**Information:**
------------------------

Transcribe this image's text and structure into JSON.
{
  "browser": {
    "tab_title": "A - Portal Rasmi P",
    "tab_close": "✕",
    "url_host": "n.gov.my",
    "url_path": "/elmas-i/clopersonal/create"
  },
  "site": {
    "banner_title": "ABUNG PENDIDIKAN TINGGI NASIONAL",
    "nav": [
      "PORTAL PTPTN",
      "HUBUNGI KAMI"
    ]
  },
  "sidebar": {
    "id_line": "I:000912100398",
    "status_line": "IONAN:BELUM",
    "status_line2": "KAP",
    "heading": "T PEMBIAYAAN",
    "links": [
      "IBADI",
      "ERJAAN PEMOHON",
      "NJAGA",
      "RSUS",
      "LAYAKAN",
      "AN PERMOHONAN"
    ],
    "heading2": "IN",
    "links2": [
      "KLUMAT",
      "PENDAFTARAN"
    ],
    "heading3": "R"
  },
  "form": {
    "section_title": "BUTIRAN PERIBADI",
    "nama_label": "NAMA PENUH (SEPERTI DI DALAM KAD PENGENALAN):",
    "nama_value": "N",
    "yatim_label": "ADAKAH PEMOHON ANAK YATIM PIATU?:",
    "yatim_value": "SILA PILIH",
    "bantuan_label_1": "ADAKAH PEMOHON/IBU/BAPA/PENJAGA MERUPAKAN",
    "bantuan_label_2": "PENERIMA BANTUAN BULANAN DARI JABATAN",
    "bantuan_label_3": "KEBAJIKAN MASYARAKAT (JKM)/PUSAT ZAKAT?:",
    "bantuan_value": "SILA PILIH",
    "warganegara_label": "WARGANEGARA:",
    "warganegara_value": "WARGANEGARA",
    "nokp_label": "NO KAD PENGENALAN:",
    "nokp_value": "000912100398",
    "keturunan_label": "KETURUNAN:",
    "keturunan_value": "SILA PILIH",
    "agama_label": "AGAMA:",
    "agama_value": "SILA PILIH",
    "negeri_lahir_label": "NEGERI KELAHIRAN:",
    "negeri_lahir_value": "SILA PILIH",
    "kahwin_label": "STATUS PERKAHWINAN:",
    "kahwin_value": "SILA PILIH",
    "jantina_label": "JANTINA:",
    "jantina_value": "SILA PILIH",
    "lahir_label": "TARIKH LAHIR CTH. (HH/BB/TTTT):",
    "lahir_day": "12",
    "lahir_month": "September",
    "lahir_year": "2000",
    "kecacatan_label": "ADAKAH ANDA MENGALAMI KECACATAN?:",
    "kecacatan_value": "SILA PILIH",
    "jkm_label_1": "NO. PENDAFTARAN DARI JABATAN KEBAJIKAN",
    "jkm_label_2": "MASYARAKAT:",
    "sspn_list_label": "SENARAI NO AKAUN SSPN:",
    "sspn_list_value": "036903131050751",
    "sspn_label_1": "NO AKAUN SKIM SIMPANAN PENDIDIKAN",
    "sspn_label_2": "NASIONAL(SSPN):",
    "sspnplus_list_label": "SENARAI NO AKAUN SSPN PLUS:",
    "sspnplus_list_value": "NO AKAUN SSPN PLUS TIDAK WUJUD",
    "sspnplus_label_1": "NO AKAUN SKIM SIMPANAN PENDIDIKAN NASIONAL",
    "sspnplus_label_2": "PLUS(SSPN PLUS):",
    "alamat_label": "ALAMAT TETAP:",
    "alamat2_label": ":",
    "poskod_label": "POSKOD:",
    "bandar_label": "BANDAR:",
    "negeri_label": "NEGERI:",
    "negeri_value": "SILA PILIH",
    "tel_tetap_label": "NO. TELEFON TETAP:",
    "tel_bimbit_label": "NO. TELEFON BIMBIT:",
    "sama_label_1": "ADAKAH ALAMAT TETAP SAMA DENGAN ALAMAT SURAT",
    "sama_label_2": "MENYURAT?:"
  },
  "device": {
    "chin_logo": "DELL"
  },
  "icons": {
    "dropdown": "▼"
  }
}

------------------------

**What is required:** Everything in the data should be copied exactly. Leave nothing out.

**Your solution:**
Transcribe this image's text and structure into JSON.
{
  "browser": {
    "tab_title": "A - Portal Rasmi P",
    "tab_close": "✕",
    "url_host": "n.gov.my",
    "url_path": "/elmas-i/clopersonal/create"
  },
  "site": {
    "banner_title": "ABUNG PENDIDIKAN TINGGI NASIONAL",
    "nav": [
      "PORTAL PTPTN",
      "HUBUNGI KAMI"
    ]
  },
  "sidebar": {
    "id_line": "I:000912100398",
    "status_line": "IONAN:BELUM",
    "status_line2": "KAP",
    "heading": "T PEMBIAYAAN",
    "links": [
      "IBADI",
      "ERJAAN PEMOHON",
      "NJAGA",
      "RSUS",
      "LAYAKAN",
      "AN PERMOHONAN"
    ],
    "heading2": "IN",
    "links2": [
      "KLUMAT",
      "PENDAFTARAN"
    ],
    "heading3": "R"
  },
  "form": {
    "section_title": "BUTIRAN PERIBADI",
    "nama_label": "NAMA PENUH (SEPERTI DI DALAM KAD PENGENALAN):",
    "nama_value": "N",
    "yatim_label": "ADAKAH PEMOHON ANAK YATIM PIATU?:",
    "yatim_value": "SILA PILIH",
    "bantuan_label_1": "ADAKAH PEMOHON/IBU/BAPA/PENJAGA MERUPAKAN",
    "bantuan_label_2": "PENERIMA BANTUAN BULANAN DARI JABATAN",
    "bantuan_label_3": "KEBAJIKAN MASYARAKAT (JKM)/PUSAT ZAKAT?:",
    "bantuan_value": "SILA PILIH",
    "warganegara_label": "WARGANEGARA:",
    "warganegara_value": "WARGANEGARA",
    "nokp_label": "NO KAD PENGENALAN:",
    "nokp_value": "000912100398",
    "keturunan_label": "KETURUNAN:",
    "keturunan_value": "SILA PILIH",
    "agama_label": "AGAMA:",
    "agama_value": "SILA PILIH",
    "negeri_lahir_label": "NEGERI KELAHIRAN:",
    "negeri_lahir_value": "SILA PILIH",
    "kahwin_label": "STATUS PERKAHWINAN:",
    "kahwin_value": "SILA PILIH",
    "jantina_label": "JANTINA:",
    "jantina_value": "SILA PILIH",
    "lahir_label": "TARIKH LAHIR CTH. (HH/BB/TTTT):",
    "lahir_day": "12",
    "lahir_month": "September",
    "lahir_year": "2000",
    "kecacatan_label": "ADAKAH ANDA MENGALAMI KECACATAN?:",
    "kecacatan_value": "SILA PILIH",
    "jkm_label_1": "NO. PENDAFTARAN DARI JABATAN KEBAJIKAN",
    "jkm_label_2": "MASYARAKAT:",
    "sspn_list_label": "SENARAI NO AKAUN SSPN:",
    "sspn_list_value": "036903131050751",
    "sspn_label_1": "NO AKAUN SKIM SIMPANAN PENDIDIKAN",
    "sspn_label_2": "NASIONAL(SSPN):",
    "sspnplus_list_label": "SENARAI NO AKAUN SSPN PLUS:",
    "sspnplus_list_value": "NO AKAUN SSPN PLUS TIDAK WUJUD",
    "sspnplus_label_1": "NO AKAUN SKIM SIMPANAN PENDIDIKAN NASIONAL",
    "sspnplus_label_2": "PLUS(SSPN PLUS):",
    "alamat_label": "ALAMAT TETAP:",
    "alamat2_label": ":",
    "poskod_label": "POSKOD:",
    "bandar_label": "BANDAR:",
    "negeri_label": "NEGERI:",
    "negeri_value": "SILA PILIH",
    "tel_tetap_label": "NO. TELEFON TETAP:",
    "tel_bimbit_label": "NO. TELEFON BIMBIT:",
    "sama_label_1": "ADAKAH ALAMAT TETAP SAMA DENGAN ALAMAT SURAT",
    "sama_label_2": "MENYURAT?:"
  },
  "device": {
    "chin_logo": "DELL"
  },
  "icons": {
    "dropdown": "▼"
  }
}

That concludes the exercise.